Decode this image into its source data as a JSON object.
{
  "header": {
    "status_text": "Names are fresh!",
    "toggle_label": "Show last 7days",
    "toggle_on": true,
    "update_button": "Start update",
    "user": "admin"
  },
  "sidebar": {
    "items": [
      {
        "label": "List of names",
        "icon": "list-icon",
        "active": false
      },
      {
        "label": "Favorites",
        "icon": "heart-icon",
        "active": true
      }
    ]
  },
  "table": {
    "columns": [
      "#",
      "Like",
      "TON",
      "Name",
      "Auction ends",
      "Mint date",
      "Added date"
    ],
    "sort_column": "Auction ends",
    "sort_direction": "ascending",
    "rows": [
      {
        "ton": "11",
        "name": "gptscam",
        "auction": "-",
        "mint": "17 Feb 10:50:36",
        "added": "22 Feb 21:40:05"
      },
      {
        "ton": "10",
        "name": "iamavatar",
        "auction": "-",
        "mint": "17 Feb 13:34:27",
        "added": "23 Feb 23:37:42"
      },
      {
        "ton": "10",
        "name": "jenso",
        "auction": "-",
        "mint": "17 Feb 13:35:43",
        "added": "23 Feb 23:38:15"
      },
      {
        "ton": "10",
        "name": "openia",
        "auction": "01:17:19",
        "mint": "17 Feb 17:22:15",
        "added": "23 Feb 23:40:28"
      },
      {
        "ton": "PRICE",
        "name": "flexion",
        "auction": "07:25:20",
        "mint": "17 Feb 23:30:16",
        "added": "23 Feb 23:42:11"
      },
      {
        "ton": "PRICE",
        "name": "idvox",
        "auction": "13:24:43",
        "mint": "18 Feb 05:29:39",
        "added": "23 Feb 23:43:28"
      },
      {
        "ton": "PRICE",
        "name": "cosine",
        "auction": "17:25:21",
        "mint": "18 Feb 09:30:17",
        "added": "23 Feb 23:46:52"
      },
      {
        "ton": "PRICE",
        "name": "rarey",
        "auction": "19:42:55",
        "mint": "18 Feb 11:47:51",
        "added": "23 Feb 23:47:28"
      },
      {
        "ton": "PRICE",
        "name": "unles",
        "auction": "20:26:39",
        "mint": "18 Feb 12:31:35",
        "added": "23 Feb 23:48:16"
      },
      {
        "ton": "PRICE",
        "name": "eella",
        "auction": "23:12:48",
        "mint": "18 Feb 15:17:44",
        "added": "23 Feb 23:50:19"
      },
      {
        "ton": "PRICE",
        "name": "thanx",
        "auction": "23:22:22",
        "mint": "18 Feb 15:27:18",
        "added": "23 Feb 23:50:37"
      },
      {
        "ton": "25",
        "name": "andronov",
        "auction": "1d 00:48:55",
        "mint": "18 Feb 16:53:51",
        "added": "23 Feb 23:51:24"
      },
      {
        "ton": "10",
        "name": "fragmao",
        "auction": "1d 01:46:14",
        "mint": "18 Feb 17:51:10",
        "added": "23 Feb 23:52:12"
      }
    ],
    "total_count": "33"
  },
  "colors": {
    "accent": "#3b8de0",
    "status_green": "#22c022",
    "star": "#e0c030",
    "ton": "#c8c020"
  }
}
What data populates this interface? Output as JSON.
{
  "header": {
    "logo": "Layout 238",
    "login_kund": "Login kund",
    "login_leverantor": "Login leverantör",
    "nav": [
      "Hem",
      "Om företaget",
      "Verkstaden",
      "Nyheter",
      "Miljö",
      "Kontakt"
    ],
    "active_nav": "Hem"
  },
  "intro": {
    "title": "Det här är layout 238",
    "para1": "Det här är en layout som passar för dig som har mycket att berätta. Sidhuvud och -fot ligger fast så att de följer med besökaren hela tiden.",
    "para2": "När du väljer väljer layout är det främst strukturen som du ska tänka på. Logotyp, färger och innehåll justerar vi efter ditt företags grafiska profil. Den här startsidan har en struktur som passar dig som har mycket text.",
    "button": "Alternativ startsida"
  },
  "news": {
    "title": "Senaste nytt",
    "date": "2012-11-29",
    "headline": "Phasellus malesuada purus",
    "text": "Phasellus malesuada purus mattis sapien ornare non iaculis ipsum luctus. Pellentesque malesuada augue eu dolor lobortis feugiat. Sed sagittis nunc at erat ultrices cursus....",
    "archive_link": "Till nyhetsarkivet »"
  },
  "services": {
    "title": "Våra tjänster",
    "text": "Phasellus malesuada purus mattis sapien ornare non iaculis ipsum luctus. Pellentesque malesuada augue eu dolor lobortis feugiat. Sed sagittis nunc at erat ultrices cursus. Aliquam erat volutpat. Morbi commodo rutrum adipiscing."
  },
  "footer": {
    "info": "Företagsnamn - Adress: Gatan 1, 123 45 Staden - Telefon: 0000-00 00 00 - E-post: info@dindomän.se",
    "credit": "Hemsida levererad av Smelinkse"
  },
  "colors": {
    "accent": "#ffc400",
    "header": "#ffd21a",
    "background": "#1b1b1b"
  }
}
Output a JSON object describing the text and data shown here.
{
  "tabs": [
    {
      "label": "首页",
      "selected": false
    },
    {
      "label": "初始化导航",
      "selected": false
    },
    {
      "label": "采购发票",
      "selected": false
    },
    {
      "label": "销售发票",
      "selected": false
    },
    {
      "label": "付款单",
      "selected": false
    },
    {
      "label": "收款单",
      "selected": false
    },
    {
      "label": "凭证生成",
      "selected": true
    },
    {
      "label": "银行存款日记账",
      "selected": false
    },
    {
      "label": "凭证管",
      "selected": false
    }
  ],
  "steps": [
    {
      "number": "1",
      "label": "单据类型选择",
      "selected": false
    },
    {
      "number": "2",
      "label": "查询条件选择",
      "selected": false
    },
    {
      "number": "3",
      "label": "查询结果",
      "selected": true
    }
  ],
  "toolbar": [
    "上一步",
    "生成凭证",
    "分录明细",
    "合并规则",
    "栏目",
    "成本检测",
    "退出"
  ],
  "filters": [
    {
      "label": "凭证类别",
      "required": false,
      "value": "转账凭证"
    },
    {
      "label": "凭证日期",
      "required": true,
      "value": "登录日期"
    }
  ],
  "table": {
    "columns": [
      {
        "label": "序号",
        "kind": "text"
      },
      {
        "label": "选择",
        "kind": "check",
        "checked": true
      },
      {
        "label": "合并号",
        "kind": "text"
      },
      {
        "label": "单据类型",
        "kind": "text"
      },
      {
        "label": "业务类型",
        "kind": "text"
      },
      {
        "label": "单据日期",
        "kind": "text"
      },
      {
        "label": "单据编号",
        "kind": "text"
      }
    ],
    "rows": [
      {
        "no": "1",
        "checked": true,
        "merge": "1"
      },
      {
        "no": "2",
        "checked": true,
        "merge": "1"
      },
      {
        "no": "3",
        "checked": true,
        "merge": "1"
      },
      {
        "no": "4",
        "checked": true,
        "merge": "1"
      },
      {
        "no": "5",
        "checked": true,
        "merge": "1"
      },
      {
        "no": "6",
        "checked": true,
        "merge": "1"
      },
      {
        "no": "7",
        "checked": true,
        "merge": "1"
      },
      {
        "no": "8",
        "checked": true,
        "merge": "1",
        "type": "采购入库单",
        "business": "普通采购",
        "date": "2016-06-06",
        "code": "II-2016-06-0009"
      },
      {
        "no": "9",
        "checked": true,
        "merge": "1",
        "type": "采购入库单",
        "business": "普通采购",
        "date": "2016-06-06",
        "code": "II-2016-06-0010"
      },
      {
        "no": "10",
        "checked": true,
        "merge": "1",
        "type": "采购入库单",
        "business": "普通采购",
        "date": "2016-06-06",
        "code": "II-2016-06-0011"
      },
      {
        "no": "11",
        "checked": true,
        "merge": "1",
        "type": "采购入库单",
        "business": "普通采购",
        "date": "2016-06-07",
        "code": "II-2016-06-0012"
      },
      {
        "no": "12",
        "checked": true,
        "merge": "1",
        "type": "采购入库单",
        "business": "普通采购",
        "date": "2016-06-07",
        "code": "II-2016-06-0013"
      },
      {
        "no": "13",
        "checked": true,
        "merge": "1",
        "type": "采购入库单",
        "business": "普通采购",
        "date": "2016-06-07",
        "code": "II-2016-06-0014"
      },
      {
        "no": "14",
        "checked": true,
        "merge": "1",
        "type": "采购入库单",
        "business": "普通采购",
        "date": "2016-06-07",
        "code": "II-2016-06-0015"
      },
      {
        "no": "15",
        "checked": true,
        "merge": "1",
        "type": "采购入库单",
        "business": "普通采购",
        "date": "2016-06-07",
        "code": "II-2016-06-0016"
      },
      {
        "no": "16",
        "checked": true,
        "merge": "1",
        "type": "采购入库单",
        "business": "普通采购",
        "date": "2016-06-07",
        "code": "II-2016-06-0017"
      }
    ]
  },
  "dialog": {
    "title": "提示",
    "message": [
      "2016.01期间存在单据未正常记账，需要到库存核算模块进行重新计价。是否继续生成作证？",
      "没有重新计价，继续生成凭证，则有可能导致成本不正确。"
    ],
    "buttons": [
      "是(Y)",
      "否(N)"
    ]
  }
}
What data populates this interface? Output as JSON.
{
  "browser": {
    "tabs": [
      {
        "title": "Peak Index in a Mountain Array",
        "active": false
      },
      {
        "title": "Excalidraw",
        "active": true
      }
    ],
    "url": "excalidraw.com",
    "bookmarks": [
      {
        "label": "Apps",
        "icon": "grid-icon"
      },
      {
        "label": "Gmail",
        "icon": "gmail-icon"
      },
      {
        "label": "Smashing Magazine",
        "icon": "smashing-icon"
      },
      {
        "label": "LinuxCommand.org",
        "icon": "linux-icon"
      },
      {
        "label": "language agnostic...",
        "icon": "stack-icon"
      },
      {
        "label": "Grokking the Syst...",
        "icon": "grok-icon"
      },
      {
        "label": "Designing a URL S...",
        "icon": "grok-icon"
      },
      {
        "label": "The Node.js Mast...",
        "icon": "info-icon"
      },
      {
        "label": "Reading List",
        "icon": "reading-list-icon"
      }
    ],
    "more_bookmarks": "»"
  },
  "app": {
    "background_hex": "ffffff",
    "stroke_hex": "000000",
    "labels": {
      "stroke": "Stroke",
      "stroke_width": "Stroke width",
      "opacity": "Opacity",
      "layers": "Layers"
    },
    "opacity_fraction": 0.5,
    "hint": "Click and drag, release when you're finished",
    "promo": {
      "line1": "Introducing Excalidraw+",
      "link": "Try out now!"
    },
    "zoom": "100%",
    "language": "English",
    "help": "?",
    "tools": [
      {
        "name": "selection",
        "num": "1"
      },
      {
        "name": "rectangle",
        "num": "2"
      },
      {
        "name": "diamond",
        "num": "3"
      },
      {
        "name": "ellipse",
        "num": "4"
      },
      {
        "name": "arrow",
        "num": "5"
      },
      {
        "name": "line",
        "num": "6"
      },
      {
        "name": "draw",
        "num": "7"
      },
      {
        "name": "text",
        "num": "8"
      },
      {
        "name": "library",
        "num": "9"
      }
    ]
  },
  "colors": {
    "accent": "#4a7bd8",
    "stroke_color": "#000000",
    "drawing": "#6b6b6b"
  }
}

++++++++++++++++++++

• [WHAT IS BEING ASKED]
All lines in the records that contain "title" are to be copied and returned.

• [SOLVED EXERCISE]
    "title": "Det här är layout 238",
    "title": "Senaste nytt",
    "title": "Våra tjänster",
    "title": "提示",
        "title": "Peak Index in a Mountain Array",
        "title": "Excalidraw",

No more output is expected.